Susan squirmed beneath a thick layer of make-up on Oprah’s couch. Her mouth felt dry as a bone and she wasn’t sure what to do with her hands in front of the studio audience. She felt a warm hand on her shoulder as she looked up at the face she’d always admired.
“Are you okay?” Oprah asked quietly, sitting a glass of water her. Susan nodded quickly, grabbing for the water.
“Just nervous.” She said, trying to put on a smile. Oprah patted her shoulder.
“You’ll do fine, don’t worry.” She said, taking her seat as the camera man counted down on his fingers. The audience clapped as the red sign over her head illuminated.
“And we’re back, with Susan DeClaret, author of best-selling book, My Only Wish.” Oprah announced in a cheerful voice.
“Now Susan, I was captivated by your description of Cynthia as she found the genie’s lantern in a thrift store.
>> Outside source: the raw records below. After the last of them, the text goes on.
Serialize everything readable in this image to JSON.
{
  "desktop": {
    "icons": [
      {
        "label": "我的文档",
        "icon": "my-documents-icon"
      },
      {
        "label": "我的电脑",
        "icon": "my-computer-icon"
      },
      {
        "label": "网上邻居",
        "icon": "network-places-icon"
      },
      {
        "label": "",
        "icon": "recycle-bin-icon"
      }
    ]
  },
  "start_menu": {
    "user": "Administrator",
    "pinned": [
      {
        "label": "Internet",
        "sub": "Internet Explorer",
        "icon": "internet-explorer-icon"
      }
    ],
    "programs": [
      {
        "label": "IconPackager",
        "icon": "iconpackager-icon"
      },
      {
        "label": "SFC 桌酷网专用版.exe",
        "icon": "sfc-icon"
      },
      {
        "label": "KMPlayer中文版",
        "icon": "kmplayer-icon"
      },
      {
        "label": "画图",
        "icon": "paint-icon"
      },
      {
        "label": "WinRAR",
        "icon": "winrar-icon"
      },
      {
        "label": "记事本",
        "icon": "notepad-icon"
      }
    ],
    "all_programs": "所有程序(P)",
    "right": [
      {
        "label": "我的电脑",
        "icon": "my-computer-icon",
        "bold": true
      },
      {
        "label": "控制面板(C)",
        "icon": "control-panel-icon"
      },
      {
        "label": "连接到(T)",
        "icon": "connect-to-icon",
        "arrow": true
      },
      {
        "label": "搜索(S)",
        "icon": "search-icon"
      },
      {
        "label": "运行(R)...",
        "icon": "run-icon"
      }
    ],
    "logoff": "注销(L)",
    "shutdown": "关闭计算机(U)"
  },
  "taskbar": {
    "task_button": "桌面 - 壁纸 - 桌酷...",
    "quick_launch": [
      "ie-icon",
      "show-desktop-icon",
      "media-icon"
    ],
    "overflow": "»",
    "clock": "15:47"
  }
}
It was such an intense moment when she rubbed that lamp, desperately hoping for a miracle. Can you describe your thought process in that scene?”
Susan licked her dry lips, rubbing her sweaty palms against her black skirt.
“Well, Oprah, I think everyone knows that feeling some days, where you’re praying for a miracle, knowing just how unlikely it is. Sometimes I feel like I’ve found my own miracle with the success of this book.” The audience laughed appreciatively, Oprah laughing along with them.
“Well Susan, after reading your book, I happened to be walking through a thrift store myself, and you’ll never guess what I found.” Oprah reached into a bag beside her, drawing forth an old oil lamp, resembling the one described in Susan’s book. The audience gave an appreciative gasp. “And well, I thought I just had to bring it along, and see if you can summon a bit of magic here for us.”
The audience tittered as Susan took the magic lamp playfully. “I don’t know Oprah, genies are notoriously shy.” She said, rubbing the lamp to play along. “I’m sure nothing will-“
With a clap of thunder, green smoke began to pour out of the spout of the lamp, roiling up into a great cloud that formed itself into the shape of a man. The man stared down on Susan, who had dropped the lamp and pressed herself into the couch. The audience was in a panic as the genie boomed.
In the calm that followed, the genie’s gaze bore down on Susan, his sapphire boring a hole into her.
“Speak your wish, mortal.” He demanded. Susan stared up, her tongue twisting in her mouth. A wish? For what? Fame and fortune? No, not on live TV, she’d look greedy, and she was already on her way. No, something altruistic. Images of dying crops and starving children bombarded her as she thought of all the wrongs in the world. Her mind raced, finally grabbing at the first thought that came to her. She fumbled the words out of her mouth, too nervous to even speak straight.